In what some are calling “punishment” to the cities that sued over annexation reform legislation passed last year, state lawmakers have rewritten the law so that it is even more unfavorable to cities wishing to engage in involuntary annexation.
In response to a district court judge’s ruling that it was unconstitutional to allow property owners to reject involuntary annexation by petition, Republican state senators have written a new annexation reform law that makes all city-initiated annexations subject to a vote by all registered voters in the annexed area.
In order to reject an involuntary annexation under the original reform law, 60 percent of all property owners in the annexed area had to mail in petitions against it. Under this new proposal, all registered voters living in the area to be annexed could vote in a referendum on the annexation. It would take only a simple majority of the voters — 50 percent plus one — who showed up to overturn the annexation.
In a second piece of legislation brought up in the Senate Finance Committee yesterday, lawmakers proposed de-annexing nine areas recently annexed by Kinston, Rocky Mount, Wilmington, Lexington, and Fayetteville, and Goldsboro — the six cities that sued over the petition process. The cities would not be allowed to attempt annexation of the communities again for 12 years, although the general reform law makes cities wait only three years before trying to annex again.
One senator called the proposals “purely punitive” and a spokeswoman for the North Carolina League of Municipalities called them “patently unfair.”
The bills will go to the Senate floor for an initial vote today, and are expected to pass a final vote Monday. Then they will go to the House.
‘Have it your way’
Sen. Buck Newton, a Republican from Nash County, presented the two revived, rewritten House bills in the Senate Finance Committee. He said the legislation is merely a response to the trial court judge’s ruling, an attempt to give the cities what they said they wanted in their lawsuit — a vote that included renters.
Sen. Josh Stein, a Democrat from Wake County, said it sounds like “pure punishment” to him.
“It’s saying that the cities that had already begun and in some cases actually completed the annexation process, that for those cities that were unhappy with the act of the legislature and went to the courts — which is every citizen and corporation’s right under law — that we’re punishing them and saying that if they fail, they’re banned for 12 years from trying again? That just sounds punitive to me.”
Newton responded that, with the exception of Goldsboro’s, none of the nine annexations have been completed, all have been litigated, and most were in litigation at the time the original annexation reform law passed. Also, more than 60 percent of property owners in all nine areas subsequently rejected the annexations by petition.
“It’s my view that all of these cities and citizens that are involved in the annexation areas have been in quite an ordeal and it’s time to put it to rest,” he said. “There’s also the view that the cities were in agreement with the overall reform and then they didn’t like it applying to these localities and so they litigated it. Now we have to start over again with reform.
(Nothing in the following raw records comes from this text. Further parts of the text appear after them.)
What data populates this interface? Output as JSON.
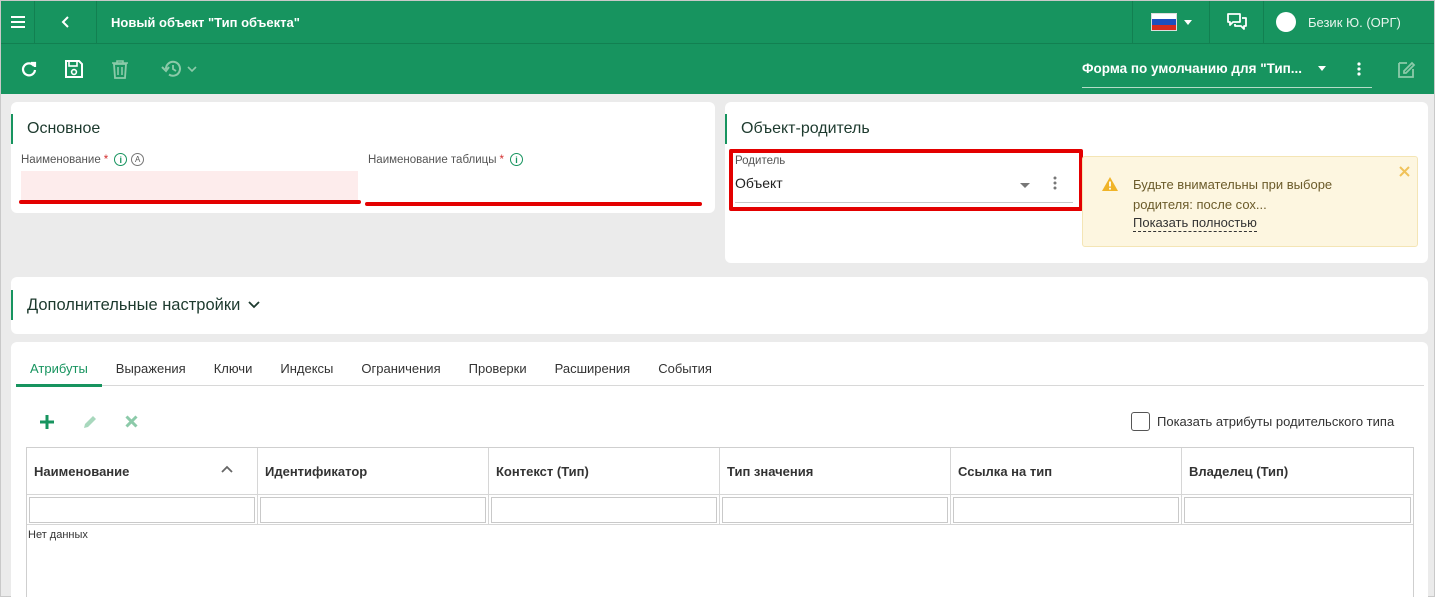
{
  "header": {
    "title": "Новый объект \"Тип объекта\"",
    "user_name": "Безик Ю. (ОРГ)",
    "flag_colors": [
      "#ffffff",
      "#1c4fbf",
      "#d52b1e"
    ]
  },
  "toolbar": {
    "form_selector": "Форма по умолчанию для \"Тип..."
  },
  "main_section": {
    "title": "Основное",
    "name_label": "Наименование",
    "table_name_label": "Наименование таблицы",
    "required_mark": "*",
    "info_glyph": "i",
    "auto_glyph": "A"
  },
  "parent_section": {
    "title": "Объект-родитель",
    "parent_label": "Родитель",
    "parent_value": "Объект",
    "warning_text_line1": "Будьте внимательны при выборе",
    "warning_text_line2": "родителя: после сох...",
    "warning_link": "Показать полностью"
  },
  "extra_settings": {
    "title": "Дополнительные настройки"
  },
  "tabs": [
    {
      "label": "Атрибуты",
      "active": true
    },
    {
      "label": "Выражения",
      "active": false
    },
    {
      "label": "Ключи",
      "active": false
    },
    {
      "label": "Индексы",
      "active": false
    },
    {
      "label": "Ограничения",
      "active": false
    },
    {
      "label": "Проверки",
      "active": false
    },
    {
      "label": "Расширения",
      "active": false
    },
    {
      "label": "События",
      "active": false
    }
  ],
  "grid": {
    "show_parent_attrs_label": "Показать атрибуты родительского типа",
    "columns": [
      "Наименование",
      "Идентификатор",
      "Контекст (Тип)",
      "Тип значения",
      "Ссылка на тип",
      "Владелец (Тип)"
    ],
    "empty_text": "Нет данных"
  },
  "colors": {
    "brand_green": "#17945f",
    "highlight_red": "#e30000",
    "warning_bg": "#fdf6e0"
  }
}
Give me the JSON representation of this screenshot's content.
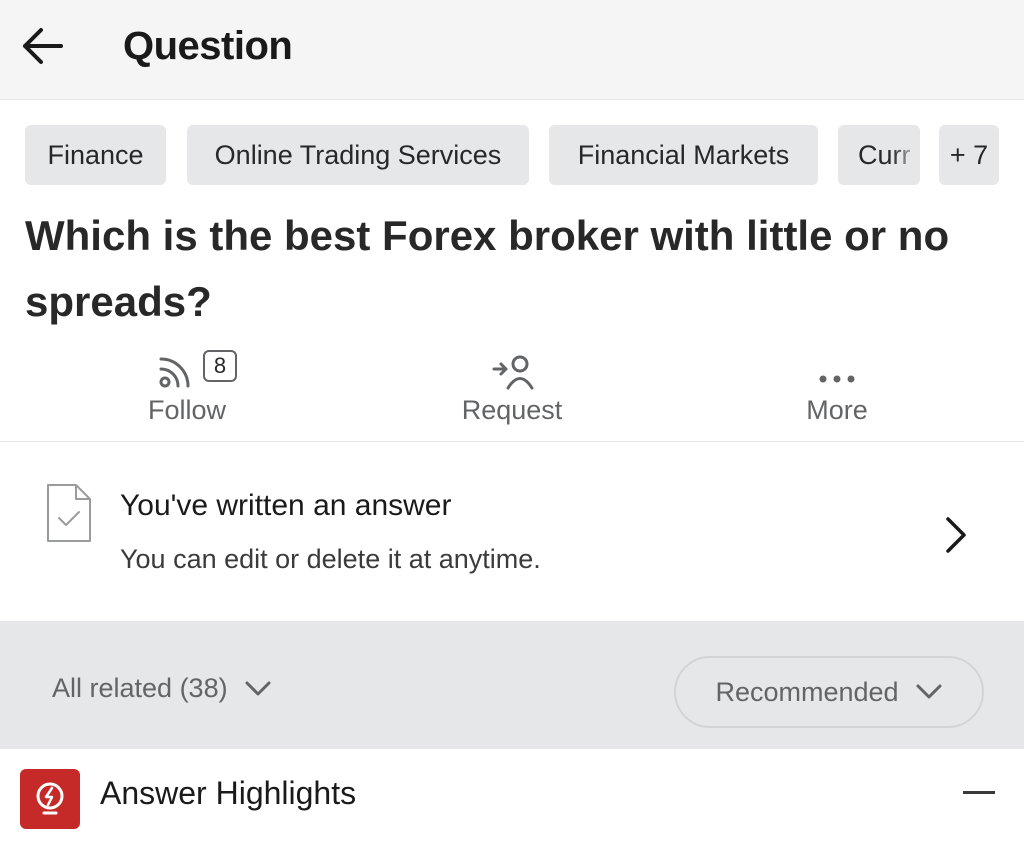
{
  "header": {
    "title": "Question",
    "back_icon": "arrow-left-icon"
  },
  "topics": [
    {
      "label": "Finance"
    },
    {
      "label": "Online Trading Services"
    },
    {
      "label": "Financial Markets"
    },
    {
      "label": "Curr"
    },
    {
      "label": "+ 7"
    }
  ],
  "question": {
    "text": "Which is the best Forex broker with little or no spreads?"
  },
  "actions": {
    "follow": {
      "label": "Follow",
      "count": "8",
      "icon": "follow-feed-icon"
    },
    "request": {
      "label": "Request",
      "icon": "request-user-icon"
    },
    "more": {
      "label": "More",
      "icon": "more-dots-icon"
    }
  },
  "written_answer": {
    "title": "You've written an answer",
    "subtitle": "You can edit or delete it at anytime."
  },
  "related": {
    "all_related_label": "All related (38)",
    "sort_label": "Recommended"
  },
  "highlights": {
    "title": "Answer Highlights",
    "icon_color": "#c52a29"
  },
  "colors": {
    "header_bg": "#f5f5f5",
    "chip_bg": "#e6e7e8",
    "muted_text": "#636466",
    "accent_red": "#c52a29"
  }
}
So we want to end this litigation and that’s what the purpose of the de-annexation is.”
Sen. Thom Goolsby, R-New Hanover, who helped Newton rewrite the bills, added that the reforms in no way hinder voluntary annexation.
“It’s involuntary annexation — taxation without representation — that will stop,” he said.
Sen. Ellie Kinnaird, a Democrat from Orange County, said voluntary annexation isn’t enough. Voluntary annexation usually happens only when developers build large developments and ask the city to annex them, she said.
Kinnaird said there is a neighborhood in Chapel Hill that had to be involuntarily annexed in the 1980s.
“Right now it is so close to the middle of town that the town has grown several miles past it, and yet these people that in the ‘80s said they didn’t want to come in,” she said. “But the town grew around them.”
She said the same thing happened in Carrboro.
“We had so many donut holes in the middle of our town that finally what we had to do was redraw our boundaries because nobody wanted to come in.”
Newton assured Kinnaird that none of the nine areas he was proposing to de-annex were “donut holes.”
“All of them, in my opinion, are examples of the most egregious abuses of our prior annexation law,” he said. “Take Oak Level for example, where farm land, row crop land, that was farmed every single year, was classified as densely populated and urban, and that’s just ludicrous.”
“None of these people wanted to be a part of Rocky Mount,” he added. “When they moved out there, built their homes out there, they were far away from the city, and still are.”
Kelli Kukura, a lobbyist for the League of Municipalities, said the cities already have “invested” a “significant amount” of tax dollars on these annexations, and that the courts, for the most part, had upheld them.
“And yet here we are moving them back yet again, but this time for a 12-year period,” she said. “It’s going to be difficult to manage economic development, balance growth and jobs in those areas.”
She warned that making annexations subject to a vote would “allow a very small minority of residents in the annexed area only to kill growth in those communities, across the state.”
“That’s patently unfair to current city residents, over 5 million of them across North Carolina,” she said. “The decision will drastically reduce the quality of life in our communities … I just want to be very clear about that, and about the consequences of this action. It will have a very long-term effect.”
Sara Burrows is an associate editor of Carolina Journal.